That brings us to the West Coast seaports. The Wall Street Journal reports:

The labor dispute that has magnified snarls at U.S. West Coast ports may be on the brink of a settlement, but it will take months to end the widespread pain, freight disruptions, and losses caused by the massive cargo traffic jam.

The near-paralysis at the ports is rippling through the economy. Railroads are reducing service to the West Coast. Cargo ships have slowed down—and even turned around—as containers have stacked up at the ports. And an official of a meat-industry trade group said last week that port gridlock was costing meat and poultry companies more than $30 million a week.

… Neely Mallory III, president of Mallory Alexander International Logistics in Memphis … is having trouble getting railroads to take loads west from Memphis, Dallas or Chicago, because they are reducing service to the ports until the congestion clears. He can’t arrange to export more than 10,500 containers of cotton. Last Friday, a ship due in with imports for his customers gave up, he said. It will avoid the U.S. for 30 days. “It’s devastating,” he added.

Manufacturers also are feeling the pain. The National Association of Manufacturers has heard from members that container shipments through the West Coast ports in recent months have become “incredibly erratic,” said Robyn Boerstling, director of transportation and infrastructure policy for the trade group. “Everyone is feeling extremely uneasy and frustrated,” she said. Companies fear that if they can’t deliver on orders it will be very hard to win business back, she said.

NAM said a small U.S. maker of pulp and paper told it that the company had lost about $1 million of pulp exports to China in the past few months because it couldn’t meet shipment deadlines or customers feared it might not deliver on time. FastenalCo., a distributor of industrial and construction supplies based in Winona, Minn., said some deliveries of screws, nails and other fasteners from Asia are delayed by a week or two, forcing it and some customers to hold larger inventories.

For more on the West Coast seaports, see here.

Rethinking Currency Manipulation

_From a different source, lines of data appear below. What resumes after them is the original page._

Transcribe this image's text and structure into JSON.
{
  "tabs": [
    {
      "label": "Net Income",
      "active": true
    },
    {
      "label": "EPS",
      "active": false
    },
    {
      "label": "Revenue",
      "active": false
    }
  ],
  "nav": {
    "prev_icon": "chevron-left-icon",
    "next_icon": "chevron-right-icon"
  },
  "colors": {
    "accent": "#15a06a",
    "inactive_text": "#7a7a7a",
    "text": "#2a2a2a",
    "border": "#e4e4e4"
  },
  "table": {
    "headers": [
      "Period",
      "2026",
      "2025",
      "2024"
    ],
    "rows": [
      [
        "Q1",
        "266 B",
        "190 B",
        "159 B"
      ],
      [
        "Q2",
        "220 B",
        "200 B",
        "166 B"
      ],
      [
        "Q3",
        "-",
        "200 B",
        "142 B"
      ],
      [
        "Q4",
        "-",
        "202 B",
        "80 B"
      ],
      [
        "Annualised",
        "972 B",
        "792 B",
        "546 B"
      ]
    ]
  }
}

Interest groups in the United States have focused on the possibility of including provisions in trade agreements with the intent of countering currency manipulation.  The concern is that another country may choose to reduce the value of its currency relative to the U.S. dollar in order to encourage its businesses to export more goods to the United States.   Such currency realignment also would tend to make it more expensive for the devaluing nation to import products from this country.

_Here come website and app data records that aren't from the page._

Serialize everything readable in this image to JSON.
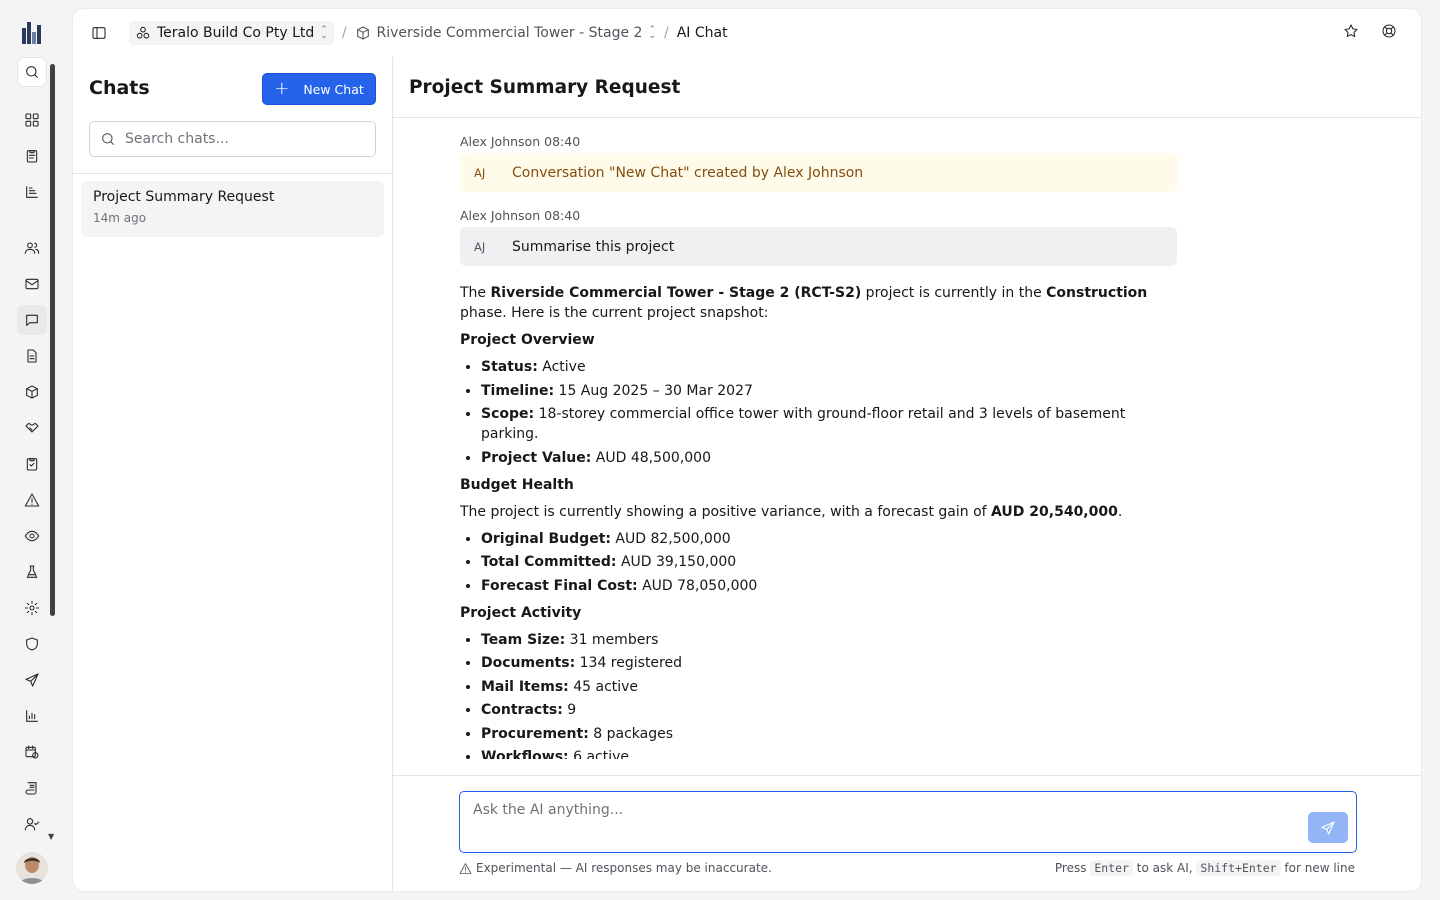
{
  "topbar": {
    "org": "Teralo Build Co Pty Ltd",
    "project": "Riverside Commercial Tower - Stage 2",
    "current": "AI Chat",
    "separator": "/"
  },
  "chats": {
    "title": "Chats",
    "new_chat_label": "New Chat",
    "search_placeholder": "Search chats...",
    "items": [
      {
        "name": "Project Summary Request",
        "time": "14m ago"
      }
    ]
  },
  "conversation": {
    "title": "Project Summary Request",
    "messages": [
      {
        "author": "Alex Johnson",
        "time": "08:40",
        "initials": "AJ",
        "text": "Conversation \"New Chat\" created by Alex Johnson",
        "kind": "system"
      },
      {
        "author": "Alex Johnson",
        "time": "08:40",
        "initials": "AJ",
        "text": "Summarise this project",
        "kind": "user"
      }
    ],
    "answer": {
      "intro_1": "The ",
      "intro_project": "Riverside Commercial Tower - Stage 2 (RCT-S2)",
      "intro_2": " project is currently in the ",
      "intro_phase": "Construction",
      "intro_3": " phase. Here is the current project snapshot:",
      "overview_heading": "Project Overview",
      "overview": [
        {
          "label": "Status:",
          "value": " Active"
        },
        {
          "label": "Timeline:",
          "value": " 15 Aug 2025 – 30 Mar 2027"
        },
        {
          "label": "Scope:",
          "value": " 18-storey commercial office tower with ground-floor retail and 3 levels of basement parking."
        },
        {
          "label": "Project Value:",
          "value": " AUD 48,500,000"
        }
      ],
      "budget_heading": "Budget Health",
      "budget_text_1": "The project is currently showing a positive variance, with a forecast gain of ",
      "budget_gain": "AUD 20,540,000",
      "budget_text_2": ".",
      "budget": [
        {
          "label": "Original Budget:",
          "value": " AUD 82,500,000"
        },
        {
          "label": "Total Committed:",
          "value": " AUD 39,150,000"
        },
        {
          "label": "Forecast Final Cost:",
          "value": " AUD 78,050,000"
        }
      ],
      "activity_heading": "Project Activity",
      "activity": [
        {
          "label": "Team Size:",
          "value": " 31 members"
        },
        {
          "label": "Documents:",
          "value": " 134 registered"
        },
        {
          "label": "Mail Items:",
          "value": " 45 active"
        },
        {
          "label": "Contracts:",
          "value": " 9"
        },
        {
          "label": "Procurement:",
          "value": " 8 packages"
        },
        {
          "label": "Workflows:",
          "value": " 6 active"
        }
      ]
    }
  },
  "composer": {
    "placeholder": "Ask the AI anything...",
    "disclaimer": "Experimental — AI responses may be inaccurate.",
    "hint_press": "Press",
    "hint_enter": "Enter",
    "hint_mid": "to ask AI,",
    "hint_shift": "Shift+Enter",
    "hint_end": "for new line"
  },
  "colors": {
    "accent": "#2563eb",
    "system_bubble": "#fefbea",
    "user_bubble": "#f0f0f2"
  }
}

It’s true that an adjustment in currency exchange rates – regardless of the reason for the adjustment – can have an effect on trade flows.  U.S. industries that export to foreign customers, or compete with imported goods in the domestic marketplace, understandably would prefer that currency relationships not become skewed against their commercial interests.  Currency stability improves the business climate by making it easier to build long-term relationships with customers and suppliers. 

However, currency exchange rates have fluctuated throughout recorded history.  Sometimes those changes may be driven by a government’s conscious desire to devalue its currency.  More often the variability in exchange rates reflects fundamental economic realities.  Economies that experience growing productivity and rising prosperity should not be surprised to find that market pressures cause their currencies to strengthen.  The reverse is true for countries that are growing slowly or not at all. 

A shift in exchange rates changes a country’s “terms of trade,” which is a term  used by economists to describe the ratio of a country’s export prices to its import prices.  From a U.S. perspective, if another country sets its currency at an artificially low level relative to the dollar, the U.S. terms of trade will improve.  The United States will be able to obtain a greater value of imports for the same value of exports.  Exporting the same number of airplanes and soybeans as before will pay for the importation of larger quantities of shoes, coffee, and automobiles.